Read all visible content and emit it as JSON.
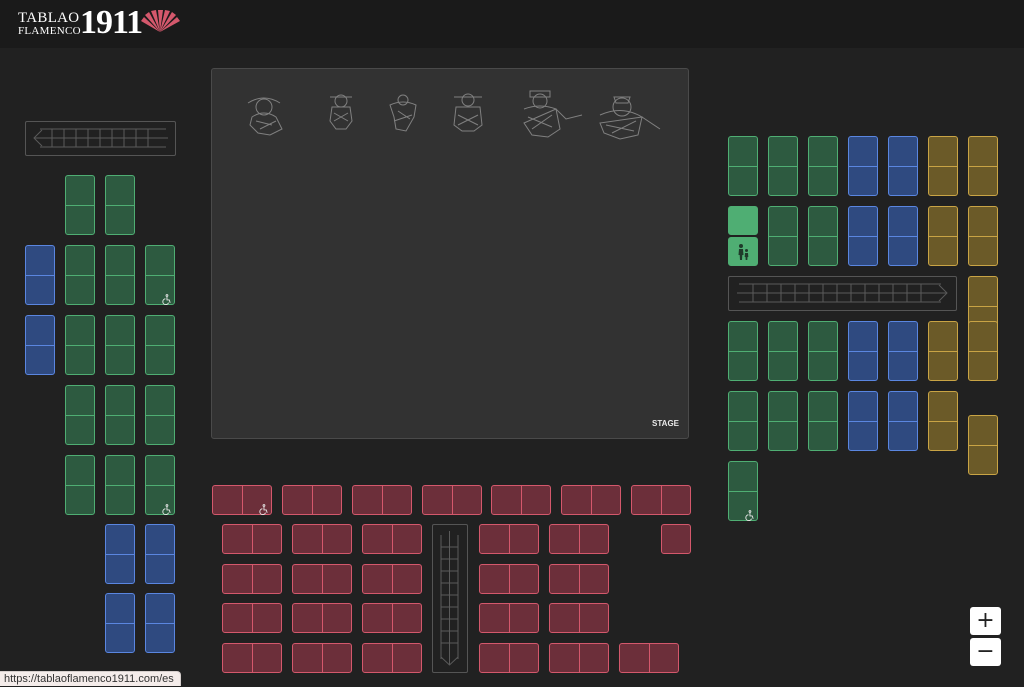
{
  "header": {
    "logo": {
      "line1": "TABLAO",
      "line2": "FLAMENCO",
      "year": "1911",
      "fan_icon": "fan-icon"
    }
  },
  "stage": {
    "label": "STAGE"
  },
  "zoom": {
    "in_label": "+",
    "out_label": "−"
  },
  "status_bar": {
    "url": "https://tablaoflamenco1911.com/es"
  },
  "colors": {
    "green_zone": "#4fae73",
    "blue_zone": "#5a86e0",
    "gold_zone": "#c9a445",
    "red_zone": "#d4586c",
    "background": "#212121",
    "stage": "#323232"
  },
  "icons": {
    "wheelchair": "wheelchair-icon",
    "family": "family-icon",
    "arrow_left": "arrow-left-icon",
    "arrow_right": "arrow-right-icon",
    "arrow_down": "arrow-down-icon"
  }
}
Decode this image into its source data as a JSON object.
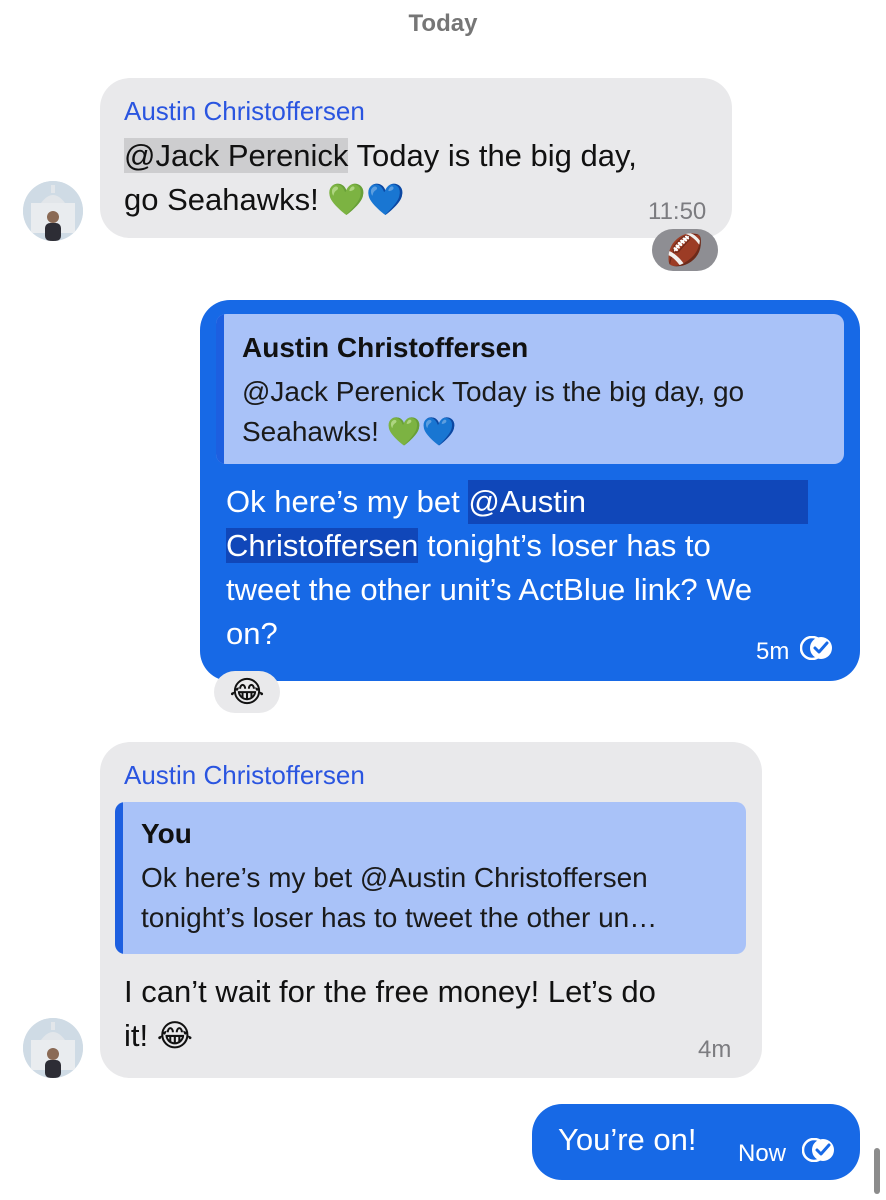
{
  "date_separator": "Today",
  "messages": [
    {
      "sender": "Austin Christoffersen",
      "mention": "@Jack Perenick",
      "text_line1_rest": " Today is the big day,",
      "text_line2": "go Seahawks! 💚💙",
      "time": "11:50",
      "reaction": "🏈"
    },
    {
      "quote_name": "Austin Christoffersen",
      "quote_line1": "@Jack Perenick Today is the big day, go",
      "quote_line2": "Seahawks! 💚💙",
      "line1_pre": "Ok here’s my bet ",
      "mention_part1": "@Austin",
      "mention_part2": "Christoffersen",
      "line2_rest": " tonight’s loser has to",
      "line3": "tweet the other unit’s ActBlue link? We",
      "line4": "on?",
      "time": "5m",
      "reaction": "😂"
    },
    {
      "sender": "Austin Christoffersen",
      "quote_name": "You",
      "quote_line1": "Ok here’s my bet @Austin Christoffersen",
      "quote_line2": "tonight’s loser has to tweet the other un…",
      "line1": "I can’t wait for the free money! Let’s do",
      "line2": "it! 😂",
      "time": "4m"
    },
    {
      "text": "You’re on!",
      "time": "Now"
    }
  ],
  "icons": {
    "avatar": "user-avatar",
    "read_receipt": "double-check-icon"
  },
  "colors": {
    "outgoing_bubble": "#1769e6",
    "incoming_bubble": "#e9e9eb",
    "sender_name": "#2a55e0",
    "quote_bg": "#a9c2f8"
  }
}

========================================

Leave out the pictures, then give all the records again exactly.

Read all visible content and emit it as JSON.
{
  "header": {
    "logo": {
      "line1": "TABLAO",
      "line2": "FLAMENCO",
      "year": "1911",
      "fan_icon": "fan-icon"
    }
  },
  "stage": {
    "label": "STAGE"
  },
  "zoom": {
    "in_label": "+",
    "out_label": "−"
  },
  "status_bar": {
    "url": "https://tablaoflamenco1911.com/es"
  },
  "colors": {
    "green_zone": "#4fae73",
    "blue_zone": "#5a86e0",
    "gold_zone": "#c9a445",
    "red_zone": "#d4586c",
    "background": "#212121",
    "stage": "#323232"
  },
  "icons": {
    "wheelchair": "wheelchair-icon",
    "family": "family-icon",
    "arrow_left": "arrow-left-icon",
    "arrow_right": "arrow-right-icon",
    "arrow_down": "arrow-down-icon"
  }
}
Decode this image into its source data as a JSON object.
{
  "date_separator": "Today",
  "messages": [
    {
      "sender": "Austin Christoffersen",
      "mention": "@Jack Perenick",
      "text_line1_rest": " Today is the big day,",
      "text_line2": "go Seahawks! 💚💙",
      "time": "11:50",
      "reaction": "🏈"
    },
    {
      "quote_name": "Austin Christoffersen",
      "quote_line1": "@Jack Perenick Today is the big day, go",
      "quote_line2": "Seahawks! 💚💙",
      "line1_pre": "Ok here’s my bet ",
      "mention_part1": "@Austin",
      "mention_part2": "Christoffersen",
      "line2_rest": " tonight’s loser has to",
      "line3": "tweet the other unit’s ActBlue link? We",
      "line4": "on?",
      "time": "5m",
      "reaction": "😂"
    },
    {
      "sender": "Austin Christoffersen",
      "quote_name": "You",
      "quote_line1": "Ok here’s my bet @Austin Christoffersen",
      "quote_line2": "tonight’s loser has to tweet the other un…",
      "line1": "I can’t wait for the free money! Let’s do",
      "line2": "it! 😂",
      "time": "4m"
    },
    {
      "text": "You’re on!",
      "time": "Now"
    }
  ],
  "icons": {
    "avatar": "user-avatar",
    "read_receipt": "double-check-icon"
  },
  "colors": {
    "outgoing_bubble": "#1769e6",
    "incoming_bubble": "#e9e9eb",
    "sender_name": "#2a55e0",
    "quote_bg": "#a9c2f8"
  }
}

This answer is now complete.